However, the RDA is in place and isn’t obviously going to go away anytime soon due to how the state required them to be established which is borrowing money to create debt so RDA property taxes can then pay back the money.

The state’s rationale in forming RDAs was to do so in a manner to stimulate investment as quickly as possible to fight blight and encourage economic development. Borrowing – once an adequate base is established – obviously accomplishes that goal which is why the state made it a stipulation of any RDA that is formed.

The bottom line is the RDA isn’t going anywhere for at least 20 years or so no matter how you might wish it does.

That means making it work in the most effective way to reach its goals and to generate economic prosperity and additional tax base should be the top priority of those who embrace the concept of an RDA as well as those who dislike it.

There is no law restricting affordable housing to just 20 percent of the RDA budget. It could be higher.

This is why people critical of the RDA should work to try and redirect its resources instead of playing a futile game of simply slamming the status quo – which is having an RDA – that they can’t change it.

Imagine if clusters of affordable housing – at-market and not subsidized - was built along the Moffat Boulevard corridor or in the central district. It wouldn’t extend or overtax infrastructure such as sewer and water lines and streets. It would bring people with a decent income that they can live on but when the economy is going strong may not be able to afford to buy a house into the central district. That in turn would increase the demand for various retailers and services.

While such a strategy wouldn’t get rid of the “evil” that some contend the RDA represents, it certainly would direct it in ways they may find more palatable.

It is important to remember the RDA is a community development tool that isn’t going away but at the same time its focus can also be altered.

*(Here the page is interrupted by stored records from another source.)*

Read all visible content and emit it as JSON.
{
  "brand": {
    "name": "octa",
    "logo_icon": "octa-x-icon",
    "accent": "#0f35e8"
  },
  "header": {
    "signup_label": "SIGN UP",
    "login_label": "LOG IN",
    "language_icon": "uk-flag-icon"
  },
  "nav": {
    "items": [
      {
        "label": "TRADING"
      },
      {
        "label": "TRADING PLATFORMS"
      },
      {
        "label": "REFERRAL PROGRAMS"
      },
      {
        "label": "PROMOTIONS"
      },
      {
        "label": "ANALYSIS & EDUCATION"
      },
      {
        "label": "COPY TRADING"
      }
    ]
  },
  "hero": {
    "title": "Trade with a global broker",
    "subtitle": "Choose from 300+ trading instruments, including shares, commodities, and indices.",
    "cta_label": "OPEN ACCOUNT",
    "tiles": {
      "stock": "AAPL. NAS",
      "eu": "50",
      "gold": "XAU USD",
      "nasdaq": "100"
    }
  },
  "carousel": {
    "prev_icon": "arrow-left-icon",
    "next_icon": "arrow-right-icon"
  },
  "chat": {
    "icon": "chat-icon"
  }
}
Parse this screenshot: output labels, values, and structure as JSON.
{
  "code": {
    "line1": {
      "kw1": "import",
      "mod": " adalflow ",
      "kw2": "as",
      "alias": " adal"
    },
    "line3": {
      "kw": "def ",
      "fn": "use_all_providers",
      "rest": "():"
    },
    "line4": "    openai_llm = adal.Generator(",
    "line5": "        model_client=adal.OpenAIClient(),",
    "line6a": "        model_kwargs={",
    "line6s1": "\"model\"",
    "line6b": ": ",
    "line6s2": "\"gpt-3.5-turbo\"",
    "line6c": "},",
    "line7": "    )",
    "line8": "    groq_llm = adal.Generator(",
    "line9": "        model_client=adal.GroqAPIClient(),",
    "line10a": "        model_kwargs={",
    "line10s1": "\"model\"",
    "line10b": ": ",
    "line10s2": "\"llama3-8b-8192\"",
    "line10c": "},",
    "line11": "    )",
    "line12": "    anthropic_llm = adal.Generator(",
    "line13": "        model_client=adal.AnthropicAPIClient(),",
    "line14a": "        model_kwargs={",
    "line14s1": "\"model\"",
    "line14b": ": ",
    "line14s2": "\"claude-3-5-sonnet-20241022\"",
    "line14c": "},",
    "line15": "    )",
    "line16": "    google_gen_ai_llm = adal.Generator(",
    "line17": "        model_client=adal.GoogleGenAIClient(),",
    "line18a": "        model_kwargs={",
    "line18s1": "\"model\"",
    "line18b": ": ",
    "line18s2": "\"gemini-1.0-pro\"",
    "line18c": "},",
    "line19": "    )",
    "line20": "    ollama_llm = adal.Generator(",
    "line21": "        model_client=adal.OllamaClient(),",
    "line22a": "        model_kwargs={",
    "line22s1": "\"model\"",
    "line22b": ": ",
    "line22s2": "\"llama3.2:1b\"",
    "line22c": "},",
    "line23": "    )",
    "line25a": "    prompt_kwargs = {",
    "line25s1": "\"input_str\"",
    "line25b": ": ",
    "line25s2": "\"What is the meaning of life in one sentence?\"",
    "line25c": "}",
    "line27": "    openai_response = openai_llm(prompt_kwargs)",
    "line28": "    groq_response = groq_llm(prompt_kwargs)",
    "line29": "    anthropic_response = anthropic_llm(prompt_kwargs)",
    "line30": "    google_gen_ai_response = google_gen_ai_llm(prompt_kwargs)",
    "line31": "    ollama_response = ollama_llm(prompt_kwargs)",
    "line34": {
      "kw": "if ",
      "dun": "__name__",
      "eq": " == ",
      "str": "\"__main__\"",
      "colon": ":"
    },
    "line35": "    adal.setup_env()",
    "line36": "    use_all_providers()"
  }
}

It makes more sense to work for change within perimeters that you can’t change than to simply sit back and cry foul non-stop.